By Carolyn Crist

(Reuters Health) – When teenagers have a chronic illness, the transition from pediatric care to adult care will be easier for doctors, parents and patients with discussion and planning in advance, researchers say.

“Because pediatricians generally only see kids and internists generally only see adults, it can be hard for doctors to see the journey that families are on during their move from pediatric to adult care,” said Dr. Laura Hart of Nationwide Children’s Hospital in Columbus, Ohio, coauthor of a new article in the journal Pediatrics offering advice for smoothing these transitions.

“Without planning for the transition to adult care, adolescents and young adults with chronic health conditions can lose touch with their healthcare providers and often experience health problems when they do,” she told Reuters Health by email. “We think doing some planning for the transition can prevent these health problems from happening.”

Hart and colleagues base their recommendations on 2018 transition guidelines from the American Academy of Pediatrics, American Academy of Family Physicians and American College of Physicians.

The guidelines advise starting a conversation about transition when patients are between ages 12 and 14. And by the time patients are aged 14-18, a transition plan should be taking shape, including a medical summary letter that will help the new doctor understand the patient’s history and needs. Patients should transfer to adult-centered care between ages 18 and 21 and evaluate the transition during their early to mid-20s.

Overall, the guidelines highlight the importance of continuing the discussion after patients move to adult care to ensure they’re comfortable with new doctors and established with new services.

To better illustrate the process and challenges of these transitions, Hart and co-author Dr. Garey Noritz of Ohio State University in Columbus interviewed Marie Crawford, a mother with two sons with intellectual and developmental disabilities who made the transition. Her son Peter, who has Down syndrome and a colostomy from surgery, spoke as well. Her son Patrick, who has autism and communicates nonverbally, didn’t join the interview.

Crawford worked with state- and county-level services for adults with disabilities to help her two sons transition to adult care. She has also helped other families through the process. Noritz worked with the family during the transition.

Crawford said she hadn’t anticipated a transition because her sons’ doctor said his patients with intellectual and developmental disabilities should stay with him through adulthood. When he decided to retire, however, she knew all of their care would change. Overall, it went well.

The “getting-to-know-you” period is the key part, Crawford said, and it’s individual for each patient. Peter doesn’t mind going to the doctor, for instance, and can speak for himself for the most part. However, Patrick doesn’t like the doctor and is nonverbal.

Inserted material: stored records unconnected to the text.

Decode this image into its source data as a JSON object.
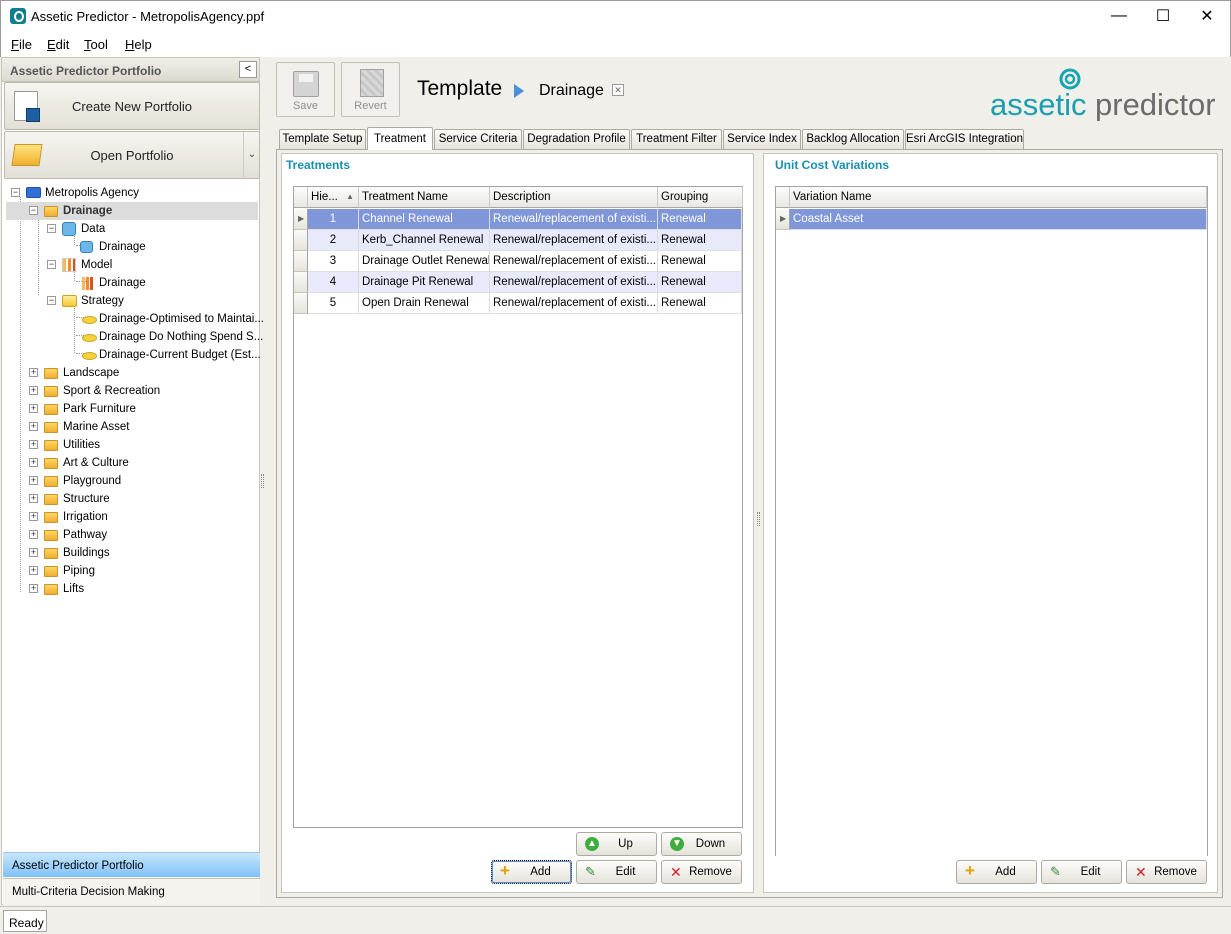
{
  "window": {
    "title": "Assetic Predictor - MetropolisAgency.ppf",
    "minimize": "—",
    "maximize": "☐",
    "close": "✕"
  },
  "menu": {
    "file": "F",
    "file_rest": "ile",
    "edit": "E",
    "edit_rest": "dit",
    "tool": "T",
    "tool_rest": "ool",
    "help": "H",
    "help_rest": "elp"
  },
  "left_panel": {
    "header": "Assetic Predictor Portfolio",
    "create_button": "Create New Portfolio",
    "open_button": "Open Portfolio",
    "tree": {
      "root": "Metropolis Agency",
      "drainage": "Drainage",
      "data": "Data",
      "data_child": "Drainage",
      "model": "Model",
      "model_child": "Drainage",
      "strategy": "Strategy",
      "strategies": [
        "Drainage-Optimised to Maintai...",
        "Drainage Do Nothing Spend S...",
        "Drainage-Current Budget (Est..."
      ],
      "categories": [
        "Landscape",
        "Sport & Recreation",
        "Park Furniture",
        "Marine Asset",
        "Utilities",
        "Art & Culture",
        "Playground",
        "Structure",
        "Irrigation",
        "Pathway",
        "Buildings",
        "Piping",
        "Lifts"
      ]
    },
    "nav": [
      "Assetic Predictor Portfolio",
      "Multi-Criteria Decision Making"
    ]
  },
  "toolbar": {
    "save": "Save",
    "revert": "Revert"
  },
  "breadcrumb": {
    "template": "Template",
    "current": "Drainage",
    "close": "✕"
  },
  "logo": {
    "part1": "assetic",
    "part2": "predictor"
  },
  "tabs": [
    "Template Setup",
    "Treatment",
    "Service Criteria",
    "Degradation Profile",
    "Treatment Filter",
    "Service Index",
    "Backlog Allocation",
    "Esri ArcGIS Integration"
  ],
  "treatments": {
    "title": "Treatments",
    "columns": [
      "Hie...",
      "Treatment Name",
      "Description",
      "Grouping"
    ],
    "rows": [
      {
        "h": "1",
        "name": "Channel Renewal",
        "desc": "Renewal/replacement of existi...",
        "group": "Renewal"
      },
      {
        "h": "2",
        "name": "Kerb_Channel Renewal",
        "desc": "Renewal/replacement of existi...",
        "group": "Renewal"
      },
      {
        "h": "3",
        "name": "Drainage Outlet Renewal",
        "desc": "Renewal/replacement of existi...",
        "group": "Renewal"
      },
      {
        "h": "4",
        "name": "Drainage Pit Renewal",
        "desc": "Renewal/replacement of existi...",
        "group": "Renewal"
      },
      {
        "h": "5",
        "name": "Open Drain Renewal",
        "desc": "Renewal/replacement of existi...",
        "group": "Renewal"
      }
    ],
    "buttons": {
      "up": "Up",
      "down": "Down",
      "add": "Add",
      "edit": "Edit",
      "remove": "Remove"
    }
  },
  "unit_cost": {
    "title": "Unit Cost Variations",
    "column": "Variation Name",
    "rows": [
      "Coastal Asset"
    ],
    "buttons": {
      "add": "Add",
      "edit": "Edit",
      "remove": "Remove"
    }
  },
  "status": "Ready"
}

To help with this, she recommends an initial parent or guardian visit without the patient, followed by practice visits to the new doctor’s office for the patient, to see the waiting room, meet the staff and maybe even have their blood pressure taken without seeing the doctor.

For the first few appointments, Crawford recommends being scheduled as the first or last appointment of the day, and she asks the front desk to text her when the doctor is ready so she and her sons can wait in the car. Finally, she works hard to establish mutually realistic appointment times with the new doctor.

Noritz suggested that doctors ask specifics about what is likely to make the patient upset, what parts of the physical examination are tough to do, and if adjustments to the usual clinic routine might help.

“Think of the transition like a flight. You travel down a runway to go up in the air and then land and have another runway on the other side,” said Dr. Patience White, a Washington, D.C.-based rheumatologist and co-director of Got Transition, a national initiative to improve the transition from pediatric to adult healthcare. White was also lead author of the 2018 guidelines.

“People should ask their pediatricians what the plan is and what the clinic offers to create that plan,” she told Reuters Health by phone. “We should prepare for a good, warm handoff.”

SOURCE: Pediatrics, online November 1, 2019.